(WHAT YOU NEED TO DO)
Look through the records and copy each line with the string "Fitness" in it.

── INFORMATION SHOWN

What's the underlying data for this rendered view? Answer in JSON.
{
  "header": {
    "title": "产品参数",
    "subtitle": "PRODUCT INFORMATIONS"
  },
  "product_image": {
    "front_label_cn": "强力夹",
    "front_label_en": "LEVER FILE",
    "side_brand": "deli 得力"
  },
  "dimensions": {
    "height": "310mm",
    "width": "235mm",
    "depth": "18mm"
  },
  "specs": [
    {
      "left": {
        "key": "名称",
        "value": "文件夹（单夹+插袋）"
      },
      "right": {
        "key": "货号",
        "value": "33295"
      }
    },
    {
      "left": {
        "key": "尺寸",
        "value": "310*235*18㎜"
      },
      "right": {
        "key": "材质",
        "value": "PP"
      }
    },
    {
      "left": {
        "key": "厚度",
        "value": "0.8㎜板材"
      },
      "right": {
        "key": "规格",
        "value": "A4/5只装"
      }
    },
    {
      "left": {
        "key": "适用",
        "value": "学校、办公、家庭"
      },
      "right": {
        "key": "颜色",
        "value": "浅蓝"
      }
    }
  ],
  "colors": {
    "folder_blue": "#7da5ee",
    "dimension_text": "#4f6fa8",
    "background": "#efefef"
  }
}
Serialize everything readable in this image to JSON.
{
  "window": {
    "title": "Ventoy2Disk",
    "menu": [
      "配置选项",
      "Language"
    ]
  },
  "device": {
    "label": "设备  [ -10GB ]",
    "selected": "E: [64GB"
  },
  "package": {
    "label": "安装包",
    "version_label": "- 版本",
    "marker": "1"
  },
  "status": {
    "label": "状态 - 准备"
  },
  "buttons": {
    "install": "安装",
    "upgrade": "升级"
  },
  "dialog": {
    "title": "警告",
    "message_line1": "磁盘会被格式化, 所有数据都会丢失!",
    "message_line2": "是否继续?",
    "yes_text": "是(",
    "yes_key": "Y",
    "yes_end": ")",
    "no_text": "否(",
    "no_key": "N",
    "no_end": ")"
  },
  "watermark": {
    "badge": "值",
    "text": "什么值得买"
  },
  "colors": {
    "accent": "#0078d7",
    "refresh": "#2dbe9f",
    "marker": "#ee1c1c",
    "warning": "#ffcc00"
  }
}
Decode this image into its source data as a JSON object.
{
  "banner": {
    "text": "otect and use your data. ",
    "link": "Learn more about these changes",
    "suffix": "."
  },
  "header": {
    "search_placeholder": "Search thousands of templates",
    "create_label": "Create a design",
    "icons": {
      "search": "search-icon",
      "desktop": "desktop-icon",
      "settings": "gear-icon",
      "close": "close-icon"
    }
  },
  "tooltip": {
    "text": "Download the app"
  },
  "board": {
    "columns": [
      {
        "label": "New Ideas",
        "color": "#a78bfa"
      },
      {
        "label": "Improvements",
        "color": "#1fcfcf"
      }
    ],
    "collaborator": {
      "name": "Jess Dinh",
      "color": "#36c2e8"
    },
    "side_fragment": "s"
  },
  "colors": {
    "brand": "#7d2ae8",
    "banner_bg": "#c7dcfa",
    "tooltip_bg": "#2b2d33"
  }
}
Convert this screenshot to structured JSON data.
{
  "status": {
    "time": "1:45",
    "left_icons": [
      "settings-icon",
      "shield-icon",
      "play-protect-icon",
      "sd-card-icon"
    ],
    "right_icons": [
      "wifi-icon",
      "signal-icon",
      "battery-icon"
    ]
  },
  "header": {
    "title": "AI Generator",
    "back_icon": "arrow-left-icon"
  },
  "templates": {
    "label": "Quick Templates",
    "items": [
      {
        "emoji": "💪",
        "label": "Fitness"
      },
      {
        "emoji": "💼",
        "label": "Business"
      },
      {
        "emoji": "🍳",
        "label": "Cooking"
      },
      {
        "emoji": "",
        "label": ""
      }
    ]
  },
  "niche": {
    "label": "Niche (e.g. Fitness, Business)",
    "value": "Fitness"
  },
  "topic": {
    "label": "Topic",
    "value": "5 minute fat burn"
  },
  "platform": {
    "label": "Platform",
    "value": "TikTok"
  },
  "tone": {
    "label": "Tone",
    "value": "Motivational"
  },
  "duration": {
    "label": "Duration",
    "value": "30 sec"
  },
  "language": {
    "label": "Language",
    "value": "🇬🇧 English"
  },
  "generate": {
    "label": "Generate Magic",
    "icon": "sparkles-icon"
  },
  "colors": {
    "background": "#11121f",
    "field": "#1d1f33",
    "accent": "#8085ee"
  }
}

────

(RESULT FOR THIS EXERCISE)
        "label": "Fitness"
    "label": "Niche (e.g. Fitness, Business)",
    "value": "Fitness"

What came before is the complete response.